Meanwhile, in the world of self-publisjng, I have been enlisting the support of several friends to help find typos and bloopers in Oregon Chinook Flies, and their help is greatly appreciated, as is their willingness to allow me to feature their flies along with a short bio of each tier/angler.

Marked-up draft copy of Oregon Chinook Flies.
Marked-up draft copy of Oregon Chinook Flies.

My computer is full to the brim at the moment with images and drafts, so it is past time to do some house-cleaning and get this book out the door very soon.  This has been a joyous project and the results will, I think, be of interest to all who pursue kings on the flies.  This is your chance to get a peek into your fellow Chinook hunter’s fly boxes, without needing to be sneaky about it.  How many have a chartreuse comet?  Is the Clouser a common fly in these boxes?  What about Intruder style flies and tube flies?  What are the most fished color themes?

All that, and more, will shortly be revealed.  Will it be enough?

Hardly, I expect.

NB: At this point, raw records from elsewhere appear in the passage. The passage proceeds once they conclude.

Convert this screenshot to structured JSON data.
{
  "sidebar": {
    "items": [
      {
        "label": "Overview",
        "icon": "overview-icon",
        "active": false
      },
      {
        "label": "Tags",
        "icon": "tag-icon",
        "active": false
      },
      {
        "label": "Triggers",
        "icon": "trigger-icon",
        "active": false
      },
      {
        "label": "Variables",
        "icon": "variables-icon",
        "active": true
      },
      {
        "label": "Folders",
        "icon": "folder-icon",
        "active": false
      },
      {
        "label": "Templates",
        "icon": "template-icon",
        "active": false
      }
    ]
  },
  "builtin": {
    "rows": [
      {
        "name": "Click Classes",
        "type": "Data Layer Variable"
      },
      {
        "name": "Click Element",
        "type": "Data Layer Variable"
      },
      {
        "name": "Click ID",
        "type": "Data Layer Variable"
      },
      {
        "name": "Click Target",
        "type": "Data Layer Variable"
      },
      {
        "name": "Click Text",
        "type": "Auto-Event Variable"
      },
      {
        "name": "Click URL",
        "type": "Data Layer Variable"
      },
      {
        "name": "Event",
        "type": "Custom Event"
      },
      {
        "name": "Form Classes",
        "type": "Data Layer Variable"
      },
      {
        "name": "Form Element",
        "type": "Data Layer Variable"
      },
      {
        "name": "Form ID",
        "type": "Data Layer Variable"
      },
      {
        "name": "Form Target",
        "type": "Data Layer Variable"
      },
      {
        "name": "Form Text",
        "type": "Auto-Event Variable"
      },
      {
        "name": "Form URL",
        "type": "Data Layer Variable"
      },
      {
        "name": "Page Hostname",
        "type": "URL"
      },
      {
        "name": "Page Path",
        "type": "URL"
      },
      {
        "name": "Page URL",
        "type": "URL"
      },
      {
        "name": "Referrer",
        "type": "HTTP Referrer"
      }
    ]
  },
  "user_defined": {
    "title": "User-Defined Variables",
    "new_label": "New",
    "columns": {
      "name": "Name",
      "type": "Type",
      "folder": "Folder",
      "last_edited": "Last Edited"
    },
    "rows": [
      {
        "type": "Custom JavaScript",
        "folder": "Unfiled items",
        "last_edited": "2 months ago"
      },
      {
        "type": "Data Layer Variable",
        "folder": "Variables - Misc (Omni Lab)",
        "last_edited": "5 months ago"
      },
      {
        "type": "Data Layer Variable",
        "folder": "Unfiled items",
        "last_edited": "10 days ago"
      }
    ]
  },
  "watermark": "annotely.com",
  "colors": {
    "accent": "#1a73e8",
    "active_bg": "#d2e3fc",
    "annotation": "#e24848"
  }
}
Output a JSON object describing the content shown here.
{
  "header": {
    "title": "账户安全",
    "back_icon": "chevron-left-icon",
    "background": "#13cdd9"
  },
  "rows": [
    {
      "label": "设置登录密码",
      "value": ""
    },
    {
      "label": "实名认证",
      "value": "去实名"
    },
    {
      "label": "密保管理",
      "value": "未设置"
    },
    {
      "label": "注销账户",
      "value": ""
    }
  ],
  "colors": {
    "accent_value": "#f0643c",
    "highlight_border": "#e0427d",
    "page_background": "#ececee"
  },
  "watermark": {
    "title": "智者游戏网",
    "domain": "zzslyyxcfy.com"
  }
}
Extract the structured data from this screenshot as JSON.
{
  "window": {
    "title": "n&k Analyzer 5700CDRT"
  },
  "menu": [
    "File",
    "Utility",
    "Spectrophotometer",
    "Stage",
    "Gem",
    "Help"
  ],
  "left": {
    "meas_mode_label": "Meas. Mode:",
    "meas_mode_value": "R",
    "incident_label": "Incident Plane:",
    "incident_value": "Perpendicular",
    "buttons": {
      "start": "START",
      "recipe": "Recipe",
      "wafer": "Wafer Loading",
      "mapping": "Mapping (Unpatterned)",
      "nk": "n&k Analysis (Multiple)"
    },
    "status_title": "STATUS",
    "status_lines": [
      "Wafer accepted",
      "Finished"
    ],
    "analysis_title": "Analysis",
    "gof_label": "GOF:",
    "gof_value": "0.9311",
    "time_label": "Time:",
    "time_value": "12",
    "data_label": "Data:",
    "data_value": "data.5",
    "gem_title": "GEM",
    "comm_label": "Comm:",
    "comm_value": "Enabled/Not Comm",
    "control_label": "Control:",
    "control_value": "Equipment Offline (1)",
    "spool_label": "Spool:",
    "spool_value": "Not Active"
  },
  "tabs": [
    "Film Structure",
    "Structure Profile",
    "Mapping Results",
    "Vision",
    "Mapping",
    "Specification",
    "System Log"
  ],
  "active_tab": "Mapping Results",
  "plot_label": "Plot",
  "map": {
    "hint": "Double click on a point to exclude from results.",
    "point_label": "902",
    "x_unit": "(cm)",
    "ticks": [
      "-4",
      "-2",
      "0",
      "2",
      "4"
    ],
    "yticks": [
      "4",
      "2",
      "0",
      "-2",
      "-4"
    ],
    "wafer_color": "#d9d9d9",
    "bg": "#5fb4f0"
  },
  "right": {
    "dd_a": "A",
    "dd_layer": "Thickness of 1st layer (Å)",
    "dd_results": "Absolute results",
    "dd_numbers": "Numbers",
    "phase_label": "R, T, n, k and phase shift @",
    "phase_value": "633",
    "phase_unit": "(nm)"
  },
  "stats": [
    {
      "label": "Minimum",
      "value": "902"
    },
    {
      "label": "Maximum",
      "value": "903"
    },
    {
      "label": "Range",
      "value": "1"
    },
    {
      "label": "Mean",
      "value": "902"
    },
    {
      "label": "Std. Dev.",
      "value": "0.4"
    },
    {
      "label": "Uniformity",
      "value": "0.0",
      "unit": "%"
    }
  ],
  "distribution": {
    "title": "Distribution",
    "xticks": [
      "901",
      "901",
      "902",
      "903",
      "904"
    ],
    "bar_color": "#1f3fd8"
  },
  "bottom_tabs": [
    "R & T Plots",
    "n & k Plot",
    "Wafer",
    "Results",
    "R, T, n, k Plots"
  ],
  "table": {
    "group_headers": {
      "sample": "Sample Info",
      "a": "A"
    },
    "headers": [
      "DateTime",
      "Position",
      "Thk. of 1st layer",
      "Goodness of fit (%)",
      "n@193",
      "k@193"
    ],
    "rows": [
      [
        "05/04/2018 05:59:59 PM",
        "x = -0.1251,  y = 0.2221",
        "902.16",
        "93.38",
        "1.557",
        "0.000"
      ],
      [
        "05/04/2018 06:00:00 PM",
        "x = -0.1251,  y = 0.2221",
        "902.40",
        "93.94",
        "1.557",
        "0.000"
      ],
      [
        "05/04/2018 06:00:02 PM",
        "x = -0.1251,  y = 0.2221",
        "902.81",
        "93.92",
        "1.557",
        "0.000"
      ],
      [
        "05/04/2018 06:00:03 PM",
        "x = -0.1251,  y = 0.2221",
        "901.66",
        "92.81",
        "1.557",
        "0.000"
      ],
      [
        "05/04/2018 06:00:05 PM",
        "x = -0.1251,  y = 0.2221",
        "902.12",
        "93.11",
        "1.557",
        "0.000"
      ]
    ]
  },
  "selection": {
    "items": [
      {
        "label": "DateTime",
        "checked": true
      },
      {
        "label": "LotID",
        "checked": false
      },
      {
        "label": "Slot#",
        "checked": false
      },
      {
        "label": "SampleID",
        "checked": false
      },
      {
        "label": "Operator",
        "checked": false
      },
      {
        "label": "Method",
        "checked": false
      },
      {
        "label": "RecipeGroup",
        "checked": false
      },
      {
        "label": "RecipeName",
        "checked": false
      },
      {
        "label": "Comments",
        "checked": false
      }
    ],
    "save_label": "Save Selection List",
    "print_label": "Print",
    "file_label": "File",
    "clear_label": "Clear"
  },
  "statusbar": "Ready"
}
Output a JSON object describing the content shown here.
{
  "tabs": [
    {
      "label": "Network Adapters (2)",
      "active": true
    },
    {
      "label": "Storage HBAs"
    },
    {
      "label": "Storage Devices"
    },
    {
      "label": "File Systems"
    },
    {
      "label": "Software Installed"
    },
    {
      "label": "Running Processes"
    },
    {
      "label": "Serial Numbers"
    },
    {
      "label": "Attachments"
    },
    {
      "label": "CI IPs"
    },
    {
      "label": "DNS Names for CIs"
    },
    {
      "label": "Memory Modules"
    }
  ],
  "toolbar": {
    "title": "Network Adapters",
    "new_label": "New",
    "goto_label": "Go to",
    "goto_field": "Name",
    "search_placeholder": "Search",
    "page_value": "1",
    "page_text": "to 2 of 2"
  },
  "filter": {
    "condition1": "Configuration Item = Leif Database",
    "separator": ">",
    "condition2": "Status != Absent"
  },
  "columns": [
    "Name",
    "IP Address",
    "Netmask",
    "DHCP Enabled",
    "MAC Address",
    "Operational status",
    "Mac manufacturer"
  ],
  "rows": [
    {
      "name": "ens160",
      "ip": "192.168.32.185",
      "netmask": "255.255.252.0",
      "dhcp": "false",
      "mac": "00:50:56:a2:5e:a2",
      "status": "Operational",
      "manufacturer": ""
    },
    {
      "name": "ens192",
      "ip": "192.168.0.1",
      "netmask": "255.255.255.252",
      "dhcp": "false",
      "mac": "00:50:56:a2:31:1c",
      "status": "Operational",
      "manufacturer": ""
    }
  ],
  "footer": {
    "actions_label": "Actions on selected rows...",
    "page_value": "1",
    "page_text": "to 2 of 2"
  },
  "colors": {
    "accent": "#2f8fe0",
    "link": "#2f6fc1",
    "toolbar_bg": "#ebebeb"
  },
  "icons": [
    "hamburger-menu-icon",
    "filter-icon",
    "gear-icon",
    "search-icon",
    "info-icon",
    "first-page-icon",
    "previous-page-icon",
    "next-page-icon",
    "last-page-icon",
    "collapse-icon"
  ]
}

Give me two weeks, with luck, and thank you as always for your patience and good will.

Jay Nicholas, August 3, 2015